Identification of new potential downstream transcriptional targets of the strigolactone pathway including glucosinolate biosynthesis

Hellens AM, Chabikwa TG, Fichtner F, Brewer PB and Beveridge CA

Plant Direct


Strigolactones regulate shoot branching and many aspects of plant growth, development, and allelopathy. Strigolactones are often discussed alongside auxin because they work together to inhibit shoot branching. However, the roles and mechanisms of strigolactones and how they act independently of auxin are still elusive. Additionally, there is still much in general to be discovered about the network of molecular regulators and their interactions in response to strigolactones. Here, we conducted an experiment in Arabidopsis with physiological treatments and strigolactone mutants to determine transcriptional pathways associated with strigolactones. The three physiological treatments included shoot tip removal with and without auxin treatment and treatment of intact plants with the auxin transport inhibitor, N-1-naphthylphthalamic acid (NPA). We identified the glucosinolate biosynthesis pathway as being upregulated across strigolactone mutants indicating strigolactone–glucosinolate crosstalk. Additionally, strigolactone application cannot restore the highly branched phenotype observed in glucosinolate biosynthesis mutants, placing glucosinolate biosynthesis downstream of strigolactone biosynthesis. Oxidative stress genes were enriched across the experiment suggesting that this process is mediated through multiple hormones. Here, we also provide evidence supporting non-auxin-mediated, negative feedback on strigolactone biosynthesis. Increases in strigolactone biosynthesis gene expression seen in strigolactone mutants could not be fully restored by auxin. By contrast, auxin could fully restore auxin-responsive gene expression increases, but not sugar signaling-related gene expression. Our data also point to alternative roles of the strigolactone biosynthesis genes and potential new signaling functions of strigolactone precursors.

In this study, we identify a strigolactone-specific regulation of glucosinolate biosynthesis genes indicating that the two are linked and may work together in regulating stress and shoot branching responses in Arabidopsis.

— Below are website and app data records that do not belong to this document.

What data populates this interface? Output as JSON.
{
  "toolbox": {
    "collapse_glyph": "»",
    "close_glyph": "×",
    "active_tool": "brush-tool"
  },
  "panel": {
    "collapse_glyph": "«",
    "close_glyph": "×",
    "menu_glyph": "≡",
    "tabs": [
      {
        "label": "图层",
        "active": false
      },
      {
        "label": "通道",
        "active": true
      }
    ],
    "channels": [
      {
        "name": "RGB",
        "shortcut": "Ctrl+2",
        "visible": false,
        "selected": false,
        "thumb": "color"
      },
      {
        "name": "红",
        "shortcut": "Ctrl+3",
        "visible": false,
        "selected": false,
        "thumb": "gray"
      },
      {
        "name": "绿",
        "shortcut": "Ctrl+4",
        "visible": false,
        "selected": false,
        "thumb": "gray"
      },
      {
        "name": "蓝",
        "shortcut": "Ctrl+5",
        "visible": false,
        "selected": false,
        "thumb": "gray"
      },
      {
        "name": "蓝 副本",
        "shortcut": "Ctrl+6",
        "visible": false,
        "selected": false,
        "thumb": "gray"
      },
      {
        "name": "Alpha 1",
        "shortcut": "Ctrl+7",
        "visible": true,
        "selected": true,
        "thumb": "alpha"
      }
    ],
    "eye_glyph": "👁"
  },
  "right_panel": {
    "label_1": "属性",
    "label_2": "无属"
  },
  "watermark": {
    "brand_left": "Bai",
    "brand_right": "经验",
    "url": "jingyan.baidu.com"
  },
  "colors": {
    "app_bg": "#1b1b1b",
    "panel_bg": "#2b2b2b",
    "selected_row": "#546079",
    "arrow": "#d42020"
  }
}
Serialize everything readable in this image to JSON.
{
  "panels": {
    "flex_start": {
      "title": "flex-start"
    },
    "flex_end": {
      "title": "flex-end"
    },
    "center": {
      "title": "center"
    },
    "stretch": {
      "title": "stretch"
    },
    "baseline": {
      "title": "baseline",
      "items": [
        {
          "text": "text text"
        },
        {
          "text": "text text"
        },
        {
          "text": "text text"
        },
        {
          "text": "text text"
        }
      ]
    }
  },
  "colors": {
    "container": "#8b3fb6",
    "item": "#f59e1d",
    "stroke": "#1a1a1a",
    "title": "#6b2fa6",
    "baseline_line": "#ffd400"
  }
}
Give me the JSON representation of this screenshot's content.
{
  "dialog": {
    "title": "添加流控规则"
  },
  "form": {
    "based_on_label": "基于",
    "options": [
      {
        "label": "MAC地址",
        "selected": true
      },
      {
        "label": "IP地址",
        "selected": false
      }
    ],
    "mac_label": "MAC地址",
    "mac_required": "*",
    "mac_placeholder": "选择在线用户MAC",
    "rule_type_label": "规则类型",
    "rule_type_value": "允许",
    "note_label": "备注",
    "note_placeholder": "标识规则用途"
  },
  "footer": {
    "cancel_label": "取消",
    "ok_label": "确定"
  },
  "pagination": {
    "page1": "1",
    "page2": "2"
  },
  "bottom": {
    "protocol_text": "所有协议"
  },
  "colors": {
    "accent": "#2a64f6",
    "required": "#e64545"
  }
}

Additionally, we provide evidence for non-auxin-mediated feedback on strigolactone biosynthesis and discuss this in the context of sugar signaling.